Better network monitoring and information-sharing are needed to mitigate vulnerabilities in a communications protocol used in wireless networks and by Internet of things devices, an FCC advisory committee said today. The FCC’s Communications Security, Reliability, and Interoperability Council (CSRIC) approved a report from its working group 3 (WG3), which has been looking at network vulnerabilities associated with the Diameter protocol.
WG3’s chairman, Travis Russell, director-cybersecurity at Oracle Communications, compared the group’s work to a similar CSRIC effort to enhance the security of Signaling System 7 (SS7), a 1970s-era technology widely used to connect wireline phone calls (TR Daily, Oct. 26, 2017).
Diameter contains similar vulnerabilities as SS7, Mr. Russell said, and is being used for wireless communications, although he noted that Diameter had not been widely adopted. Globally, many wireless operators are still using SS7 to enable roaming, and Diameter has not been implicated in any cybersecurity incidents, he said. “Unlike SS7, we haven’t seen a whole lot of attacks in the wild,” Mr. Russell said at today’s CSRIC meeting. “In fact, we have seen none. We have seen reports that some of the vendors have been putting out that they see suspect traffic. But suspect traffic can also be a misconfiguration of a node, which nine times out of 10, that’s what it is.”
Still, Diameter offers a variety of avenues for hackers to gain access to users’ accounts, intercept voice calls and data transmissions, and track user locations, he said. Many of those attack vectors can be closed off by properly configuring networks using Diameter, he said.
A common mistake by technology personnel, for example, is to “take a critical network function and attach it to a public-facing Internet to make it easier for them to do remote diagnostics, remote provisioning, and so on, not understanding that they have just exposed the entire core network to the world,” he said.
“We see this all over the world,” he added. “I have found many instances of that happening here in the United States as well. An insecure network configuration does make attack easier and opens up another attack vector.”

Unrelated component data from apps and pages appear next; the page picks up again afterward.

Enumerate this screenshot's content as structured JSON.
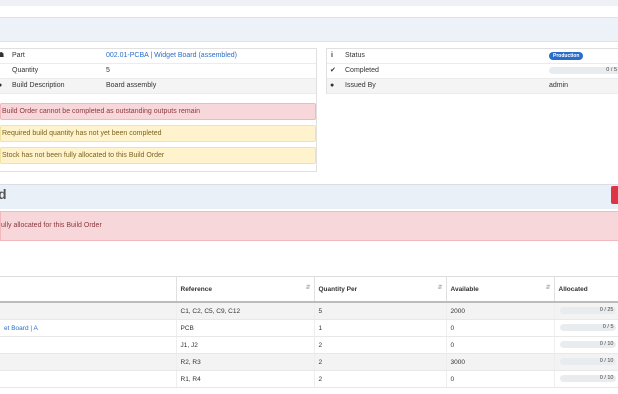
{
  "colors": {
    "accent": "#2a6dc8",
    "danger": "#dc3545",
    "warning_bg": "#fff3cd",
    "danger_bg": "#f8d7da"
  },
  "details_left": [
    {
      "icon": "sitemap-icon",
      "label": "Part",
      "value": "002.01-PCBA | Widget Board (assembled)",
      "link": true
    },
    {
      "icon": "",
      "label": "Quantity",
      "value": "5",
      "link": false
    },
    {
      "icon": "info-circle-icon",
      "label": "Build Description",
      "value": "Board assembly",
      "link": false
    }
  ],
  "details_right": {
    "status_label": "Status",
    "status_badge": "Production",
    "completed_label": "Completed",
    "completed_value": "0 / 5",
    "issued_label": "Issued By",
    "issued_value": "admin"
  },
  "alerts": [
    {
      "type": "red",
      "text": "Build Order cannot be completed as outstanding outputs remain"
    },
    {
      "type": "yel",
      "text": "Required build quantity has not yet been completed"
    },
    {
      "type": "yel",
      "text": "Stock has not been fully allocated to this Build Order"
    }
  ],
  "section": {
    "title": "d",
    "alert": "ully allocated for this Build Order"
  },
  "table": {
    "headers": [
      "",
      "Reference",
      "Quantity Per",
      "Available",
      "Allocated"
    ],
    "rows": [
      {
        "part": "",
        "reference": "C1, C2, C5, C9, C12",
        "qty": "5",
        "available": "2000",
        "allocated": "0 / 25"
      },
      {
        "part": "et Board | A",
        "reference": "PCB",
        "qty": "1",
        "available": "0",
        "allocated": "0 / 5"
      },
      {
        "part": "",
        "reference": "J1, J2",
        "qty": "2",
        "available": "0",
        "allocated": "0 / 10"
      },
      {
        "part": "",
        "reference": "R2, R3",
        "qty": "2",
        "available": "3000",
        "allocated": "0 / 10"
      },
      {
        "part": "",
        "reference": "R1, R4",
        "qty": "2",
        "available": "0",
        "allocated": "0 / 10"
      }
    ]
  }
}
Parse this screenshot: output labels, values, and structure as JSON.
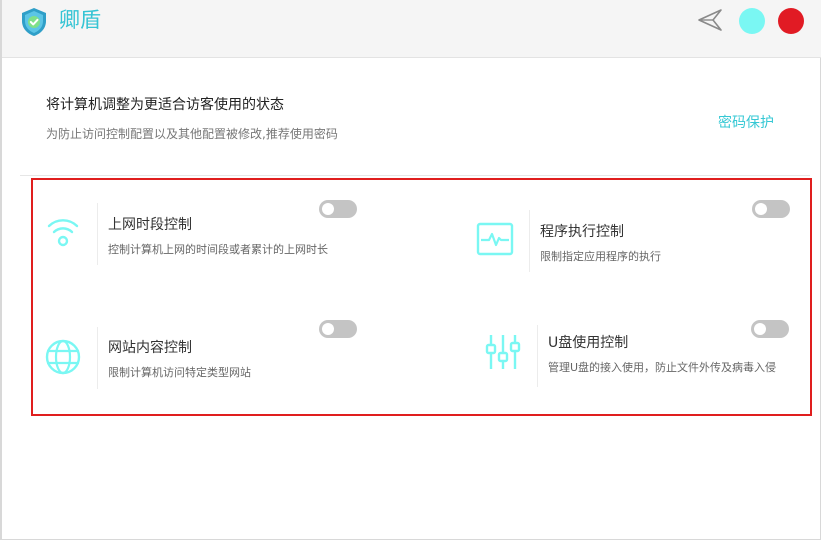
{
  "app": {
    "title": "卿盾",
    "accent_color": "#35c4d4",
    "logo_icon": "shield-check-icon"
  },
  "window_controls": {
    "send_icon": "send-arrow-icon",
    "minimize_color": "#7af7f3",
    "close_color": "#e11b24"
  },
  "header": {
    "title": "将计算机调整为更适合访客使用的状态",
    "description": "为防止访问控制配置以及其他配置被修改,推荐使用密码",
    "password_link": "密码保护"
  },
  "features": [
    {
      "id": "internet-time",
      "icon": "wifi-icon",
      "title": "上网时段控制",
      "description": "控制计算机上网的时间段或者累计的上网时长",
      "enabled": false
    },
    {
      "id": "program-exec",
      "icon": "monitor-pulse-icon",
      "title": "程序执行控制",
      "description": "限制指定应用程序的执行",
      "enabled": false
    },
    {
      "id": "website-content",
      "icon": "globe-icon",
      "title": "网站内容控制",
      "description": "限制计算机访问特定类型网站",
      "enabled": false
    },
    {
      "id": "usb-control",
      "icon": "sliders-icon",
      "title": "U盘使用控制",
      "description": "管理U盘的接入使用，防止文件外传及病毒入侵",
      "enabled": false
    }
  ]
}
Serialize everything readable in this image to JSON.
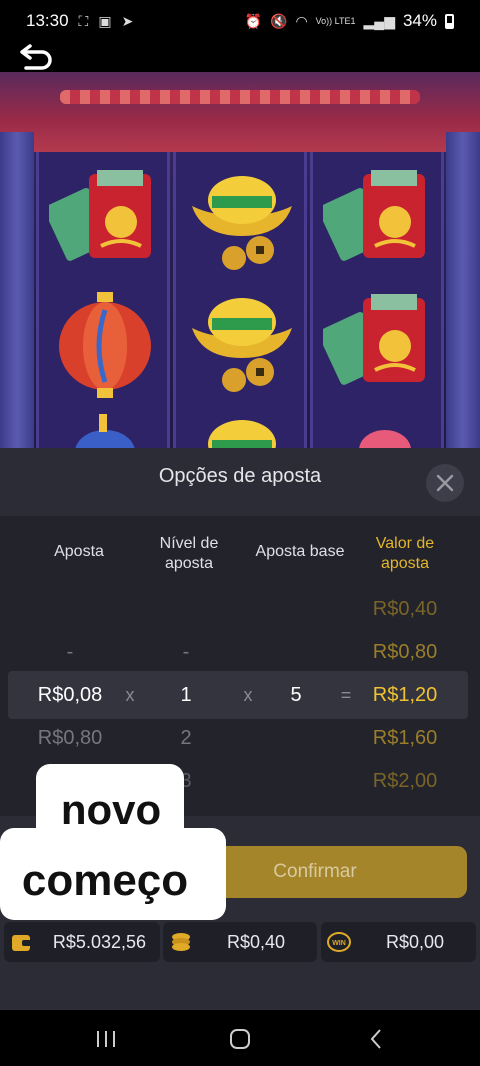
{
  "status_bar": {
    "time": "13:30",
    "battery": "34%",
    "network_label": "Vo)) LTE1"
  },
  "sheet": {
    "title": "Opções de aposta"
  },
  "columns": {
    "aposta": "Aposta",
    "nivel": "Nível de aposta",
    "base": "Aposta base",
    "valor": "Valor de aposta"
  },
  "rows": [
    {
      "aposta": "",
      "nivel": "",
      "base": "",
      "valor": "R$0,40"
    },
    {
      "aposta": "-",
      "nivel": "-",
      "base": "",
      "valor": "R$0,80"
    },
    {
      "aposta": "R$0,08",
      "nivel": "1",
      "base": "5",
      "valor": "R$1,20",
      "op1": "x",
      "op2": "x",
      "op3": "="
    },
    {
      "aposta": "R$0,80",
      "nivel": "2",
      "base": "",
      "valor": "R$1,60"
    },
    {
      "aposta": "",
      "nivel": "3",
      "base": "",
      "valor": "R$2,00"
    }
  ],
  "confirm_label": "Confirmar",
  "info": {
    "balance": "R$5.032,56",
    "bet": "R$0,40",
    "win": "R$0,00",
    "win_icon_text": "WIN"
  },
  "overlay": {
    "line1": "novo",
    "line2": "começo"
  },
  "colors": {
    "accent_gold": "#f0c233",
    "sheet_bg": "#2b2c35",
    "confirm_bg": "#a4852a"
  },
  "icons": {
    "back": "back-arrow-icon",
    "close": "close-icon",
    "wallet": "wallet-icon",
    "coins": "coins-icon",
    "win": "win-icon"
  }
}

The working group issued a series of recommendations, including the establishment of better information-sharing on network threats and the issuance of best practices for users of Diameter. Wireless operators should spend more time monitoring their networks and should establish several defensive barriers to deter hackers, the group said.
“Make it as difficult as possible,” Mr. Russell advised. “Hackers are lazy. If they get too many barriers, they will go away.”
CSRIC also heard interim reports from two other working groups, WG1, which is working on the transition to next-generation 911 (NG-911) service, and WG2, which is tasked with undertaking a “comprehensive reimagining of emergency alerting.”
WG1 expects to have a report on “911 system reliability and resiliency during the NG911 transition” done by June and a report on “small carrier NG911 transition considerations” finished by September. WG2’s report on “reimagining alerting” should be done by June. — Tom Leithauser, email@example.com